● DIRECTIONS
Copy each line below in which the string "this" occurs.

—————

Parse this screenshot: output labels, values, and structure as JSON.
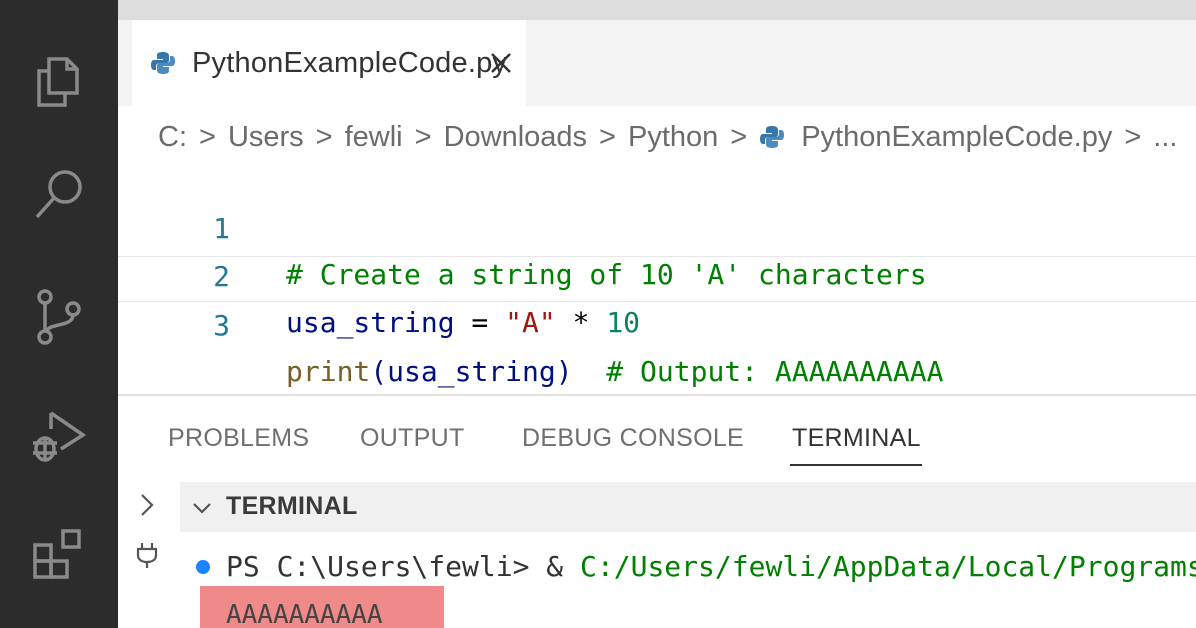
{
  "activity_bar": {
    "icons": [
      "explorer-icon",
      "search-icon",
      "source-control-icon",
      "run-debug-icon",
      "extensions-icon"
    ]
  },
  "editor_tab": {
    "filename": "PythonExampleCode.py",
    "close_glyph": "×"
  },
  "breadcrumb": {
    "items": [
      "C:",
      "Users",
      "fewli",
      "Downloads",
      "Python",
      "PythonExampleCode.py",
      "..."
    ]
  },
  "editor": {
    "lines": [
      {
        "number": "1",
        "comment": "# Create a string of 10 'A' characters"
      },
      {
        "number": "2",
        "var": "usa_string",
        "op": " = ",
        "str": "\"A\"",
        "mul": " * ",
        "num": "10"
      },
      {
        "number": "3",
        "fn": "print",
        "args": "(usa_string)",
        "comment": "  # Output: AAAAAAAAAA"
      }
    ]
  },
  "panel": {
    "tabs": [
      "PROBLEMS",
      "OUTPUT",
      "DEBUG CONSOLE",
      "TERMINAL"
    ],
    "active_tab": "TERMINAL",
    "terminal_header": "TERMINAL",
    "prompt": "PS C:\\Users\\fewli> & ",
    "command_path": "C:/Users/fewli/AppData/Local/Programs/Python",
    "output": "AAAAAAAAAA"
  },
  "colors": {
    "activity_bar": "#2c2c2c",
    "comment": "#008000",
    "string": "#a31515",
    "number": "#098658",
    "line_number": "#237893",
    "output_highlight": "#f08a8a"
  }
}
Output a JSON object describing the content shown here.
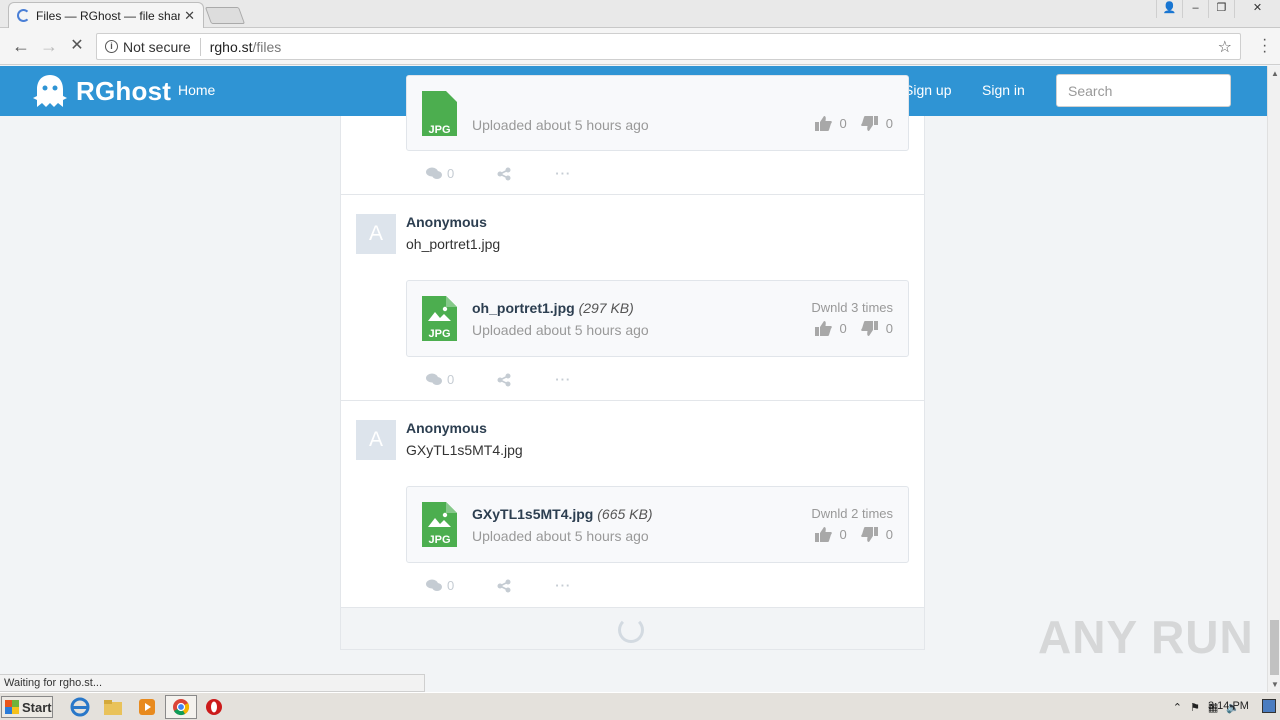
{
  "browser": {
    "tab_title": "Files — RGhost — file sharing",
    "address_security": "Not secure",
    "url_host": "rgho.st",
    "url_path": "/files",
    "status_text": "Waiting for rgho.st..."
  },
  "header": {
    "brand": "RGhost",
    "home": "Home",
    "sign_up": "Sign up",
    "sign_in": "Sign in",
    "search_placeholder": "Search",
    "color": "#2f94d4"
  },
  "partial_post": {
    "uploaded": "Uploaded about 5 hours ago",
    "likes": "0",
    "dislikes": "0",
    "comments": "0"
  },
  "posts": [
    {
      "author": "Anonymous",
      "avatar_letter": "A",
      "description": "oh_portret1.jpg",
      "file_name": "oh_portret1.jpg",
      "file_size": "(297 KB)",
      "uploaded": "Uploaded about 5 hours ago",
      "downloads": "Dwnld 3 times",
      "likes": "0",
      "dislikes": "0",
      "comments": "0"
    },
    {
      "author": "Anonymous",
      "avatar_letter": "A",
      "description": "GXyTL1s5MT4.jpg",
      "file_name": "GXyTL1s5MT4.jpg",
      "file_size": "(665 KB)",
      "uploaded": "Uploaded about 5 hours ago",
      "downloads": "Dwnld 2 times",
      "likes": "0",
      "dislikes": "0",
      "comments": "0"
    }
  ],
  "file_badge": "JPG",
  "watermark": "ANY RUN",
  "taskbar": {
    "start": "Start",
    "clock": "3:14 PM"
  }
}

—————

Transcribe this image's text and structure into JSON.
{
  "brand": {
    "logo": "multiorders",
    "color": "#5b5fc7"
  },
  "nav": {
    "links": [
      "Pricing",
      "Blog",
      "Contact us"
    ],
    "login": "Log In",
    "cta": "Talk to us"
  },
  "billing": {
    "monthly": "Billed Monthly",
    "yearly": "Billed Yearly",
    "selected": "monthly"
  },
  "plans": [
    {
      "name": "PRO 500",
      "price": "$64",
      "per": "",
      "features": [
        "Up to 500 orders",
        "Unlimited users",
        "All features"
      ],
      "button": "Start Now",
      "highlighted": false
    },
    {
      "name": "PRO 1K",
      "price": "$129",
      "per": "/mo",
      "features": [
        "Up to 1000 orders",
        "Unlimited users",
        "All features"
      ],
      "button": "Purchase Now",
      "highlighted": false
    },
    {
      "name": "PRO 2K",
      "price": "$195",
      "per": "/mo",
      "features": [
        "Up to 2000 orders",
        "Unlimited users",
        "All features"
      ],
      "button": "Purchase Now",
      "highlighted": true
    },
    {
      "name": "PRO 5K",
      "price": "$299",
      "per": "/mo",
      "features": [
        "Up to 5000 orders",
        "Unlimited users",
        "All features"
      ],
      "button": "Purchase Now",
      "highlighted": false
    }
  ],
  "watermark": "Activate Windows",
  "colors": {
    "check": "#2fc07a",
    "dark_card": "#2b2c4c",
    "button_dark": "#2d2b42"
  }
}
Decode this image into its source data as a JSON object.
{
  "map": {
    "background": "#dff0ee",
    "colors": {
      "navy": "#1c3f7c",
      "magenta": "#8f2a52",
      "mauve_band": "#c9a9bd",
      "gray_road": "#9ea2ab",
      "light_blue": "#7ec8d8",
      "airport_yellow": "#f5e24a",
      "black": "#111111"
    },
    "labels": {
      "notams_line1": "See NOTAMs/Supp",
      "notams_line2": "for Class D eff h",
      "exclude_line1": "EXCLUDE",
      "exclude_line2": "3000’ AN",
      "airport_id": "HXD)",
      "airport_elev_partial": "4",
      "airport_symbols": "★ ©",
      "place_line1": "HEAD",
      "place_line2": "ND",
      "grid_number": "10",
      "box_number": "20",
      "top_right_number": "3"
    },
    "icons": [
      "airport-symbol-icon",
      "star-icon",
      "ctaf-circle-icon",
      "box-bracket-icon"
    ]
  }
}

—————

● RESPONSE TO THE TASK
Parse this screenshot: output labels, values, and structure as JSON.
Transcribe this image's text and structure into JSON.
Decode this image into its source data as a JSON object.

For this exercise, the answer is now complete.